SALEM — Groundwater depletion problems in Oregon discussed during a recent legislative hearing in Salem potentially foreshadow policy proposals during the upcoming 2017 legislative session.

EO MEDIA GROUP - An irrigation pivot in Eastern Oregon. Legislators will likely look at groundwater pumping issues in the next session in January.While participants in the “legislative days” informational session did not address the recent newspaper series by name, the Oregonian’s “Draining Oregon” package obviously loomed over the hearing.

Printed stacks of the series, which was printed last month, sat on a table near the entrance during the Sept. 21 hearing.

The newspaper’s allegations that state regulators are allowing farmers to over-pump groundwater were also clearly on the minds of lawmakers on the House Interim Committee on Rural Communities, Land Use and Water — as well as those of Oregon Water Resources Department staff called to testify.

Committee chair Brian Clem, D-Salem, said the topic will likely be a source of conversations during the next series of “legislative days” in November and during next year’s legislative session.

To avoid “brutal neighbor-on-neighbor warfare,” lawmakers should try to find a collaborative approach for water conservation, he said.

With the caveat that he didn’t want to attack journalists who “buy ink by the barrel,” Clem said he was concerned about loaded terms that imply farmers are greedy and wasteful.

“Farmers don’t become farmers to become rich,” he said. “There are much easier ways of getting rich.”

The basic thesis of “Draining Oregon” was that OWRD had insufficient information about groundwater levels across much of the state but nonetheless freely allowed well drilling, depleting aquifers.

Tom Byler, OWRD’s director, conceded that over-pumping in past decades had led to several critical groundwater areas across the state, which led the agency to restrict uses.

“We haven’t done as good a job as we should on that item,” he said.

Byler said groundwater is tough to manage given the complex geology of underground aquifers and because farmers have become more reliant on this irrigation source when surface waters dwindle during the dry months.

Since 1955, when legislators passed a law requiring groundwater regulations, the number of wells across the state has increased from 4,660 to 256,800, said Justin Iverson, groundwater section manager for OWRD.

Agricultural wells — which require permitting — make up roughly 10 percent of the total number, but they represent about 90 percent of total groundwater usage in Oregon, Iverson said.

While domestic users must only report the location of new wells, drillers of agricultural wells must also provide information about water levels and irrigators must report their usage, he said.

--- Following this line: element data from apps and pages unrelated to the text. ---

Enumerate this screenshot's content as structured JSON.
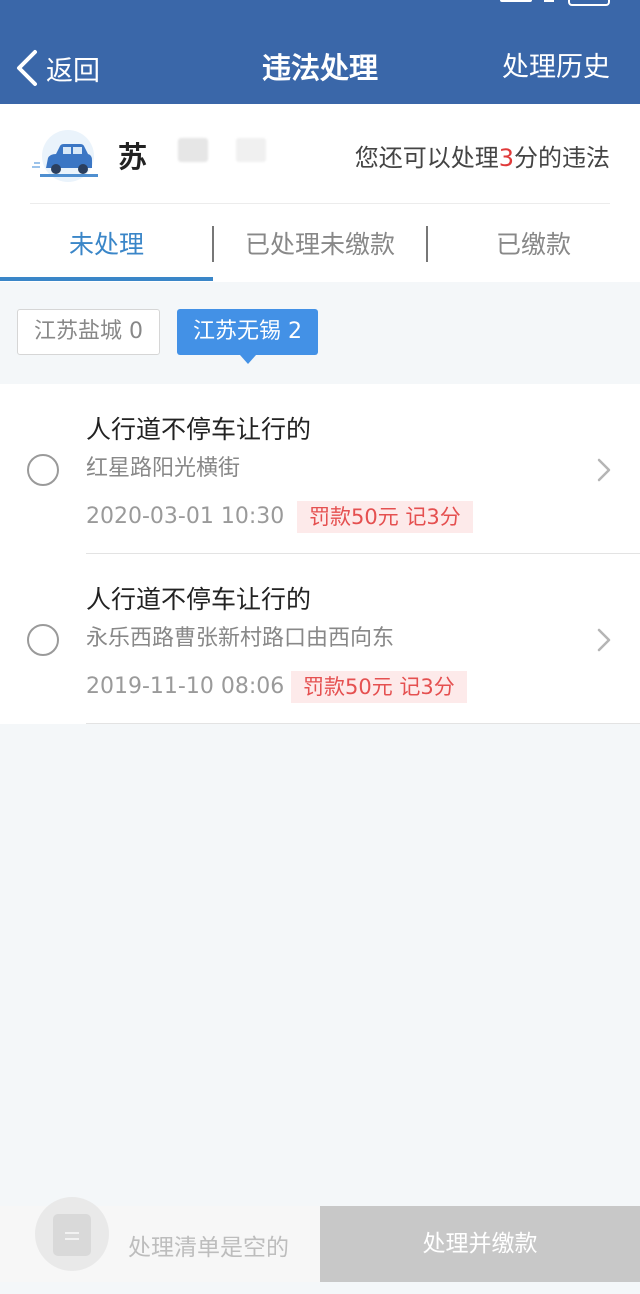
{
  "header": {
    "back_label": "返回",
    "title": "违法处理",
    "history_label": "处理历史",
    "bg_color": "#3a67a9"
  },
  "vehicle": {
    "plate_prefix": "苏",
    "points_prefix": "您还可以处理",
    "points_value": "3",
    "points_suffix": "分的违法"
  },
  "tabs": [
    {
      "label": "未处理",
      "active": true
    },
    {
      "label": "已处理未缴款",
      "active": false
    },
    {
      "label": "已缴款",
      "active": false
    }
  ],
  "regions": [
    {
      "label": "江苏盐城 0",
      "active": false
    },
    {
      "label": "江苏无锡 2",
      "active": true
    }
  ],
  "violations": [
    {
      "title": "人行道不停车让行的",
      "location": "红星路阳光横街",
      "datetime": "2020-03-01 10:30",
      "penalty": "罚款50元  记3分"
    },
    {
      "title": "人行道不停车让行的",
      "location": "永乐西路曹张新村路口由西向东",
      "datetime": "2019-11-10 08:06",
      "penalty": "罚款50元  记3分"
    }
  ],
  "footer": {
    "empty_text": "处理清单是空的",
    "pay_button_label": "处理并缴款"
  },
  "colors": {
    "accent": "#3a86c8",
    "chip_active": "#4391e6",
    "penalty_text": "#e55050",
    "penalty_bg": "#fdeaea"
  }
}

OWRD also monitors groundwater with more than 1,200 observation wells, Iverson said.

Rep. Ken Helm, questioned whether water regulators were “driving in the dark” in regard to well-drilling and the effects of climate change on water availability.

“Does that change the paradigm under which we should be operating?” Helm said.

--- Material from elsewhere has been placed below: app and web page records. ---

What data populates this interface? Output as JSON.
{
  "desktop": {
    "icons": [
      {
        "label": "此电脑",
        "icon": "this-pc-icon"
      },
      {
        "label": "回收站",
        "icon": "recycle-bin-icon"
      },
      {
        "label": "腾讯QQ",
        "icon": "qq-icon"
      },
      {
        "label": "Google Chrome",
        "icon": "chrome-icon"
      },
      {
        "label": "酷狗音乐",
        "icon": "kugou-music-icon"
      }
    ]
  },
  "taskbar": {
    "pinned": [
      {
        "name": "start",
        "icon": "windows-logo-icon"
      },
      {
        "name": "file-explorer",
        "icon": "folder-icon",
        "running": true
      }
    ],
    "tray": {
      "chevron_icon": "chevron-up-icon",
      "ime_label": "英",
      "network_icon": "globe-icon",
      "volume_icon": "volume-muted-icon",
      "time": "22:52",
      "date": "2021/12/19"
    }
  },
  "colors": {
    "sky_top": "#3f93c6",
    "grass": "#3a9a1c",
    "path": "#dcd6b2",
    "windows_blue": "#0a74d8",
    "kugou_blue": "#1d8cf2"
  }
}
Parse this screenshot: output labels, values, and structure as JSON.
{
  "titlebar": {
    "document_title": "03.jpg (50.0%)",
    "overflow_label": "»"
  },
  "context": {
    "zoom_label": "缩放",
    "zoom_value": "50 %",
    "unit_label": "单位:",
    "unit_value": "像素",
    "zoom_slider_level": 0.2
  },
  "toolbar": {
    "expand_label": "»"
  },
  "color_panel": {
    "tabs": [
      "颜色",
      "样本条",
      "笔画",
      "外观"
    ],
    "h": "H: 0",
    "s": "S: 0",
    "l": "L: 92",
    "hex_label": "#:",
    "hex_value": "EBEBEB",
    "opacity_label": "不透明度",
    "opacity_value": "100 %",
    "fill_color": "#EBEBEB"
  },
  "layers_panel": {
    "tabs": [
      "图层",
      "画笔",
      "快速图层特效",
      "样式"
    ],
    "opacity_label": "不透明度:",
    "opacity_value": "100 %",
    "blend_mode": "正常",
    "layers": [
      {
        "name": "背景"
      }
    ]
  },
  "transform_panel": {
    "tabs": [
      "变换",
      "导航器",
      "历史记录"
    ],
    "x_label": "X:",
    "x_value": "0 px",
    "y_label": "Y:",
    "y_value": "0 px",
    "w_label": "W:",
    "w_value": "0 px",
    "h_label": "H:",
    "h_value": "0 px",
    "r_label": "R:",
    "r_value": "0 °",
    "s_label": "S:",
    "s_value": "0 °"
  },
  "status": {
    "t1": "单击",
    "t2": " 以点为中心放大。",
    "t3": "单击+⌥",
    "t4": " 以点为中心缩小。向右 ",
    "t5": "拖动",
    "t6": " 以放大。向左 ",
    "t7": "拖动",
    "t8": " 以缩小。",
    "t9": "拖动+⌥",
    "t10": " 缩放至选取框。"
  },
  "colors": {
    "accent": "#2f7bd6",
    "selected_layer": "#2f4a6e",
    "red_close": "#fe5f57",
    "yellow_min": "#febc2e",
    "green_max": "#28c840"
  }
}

He also asked if the OWRD is simply short of funding to robustly study groundwater, or if policy changes are also needed.

Byler replied that the agency already has many regulatory tools but is always open to looking at new ones.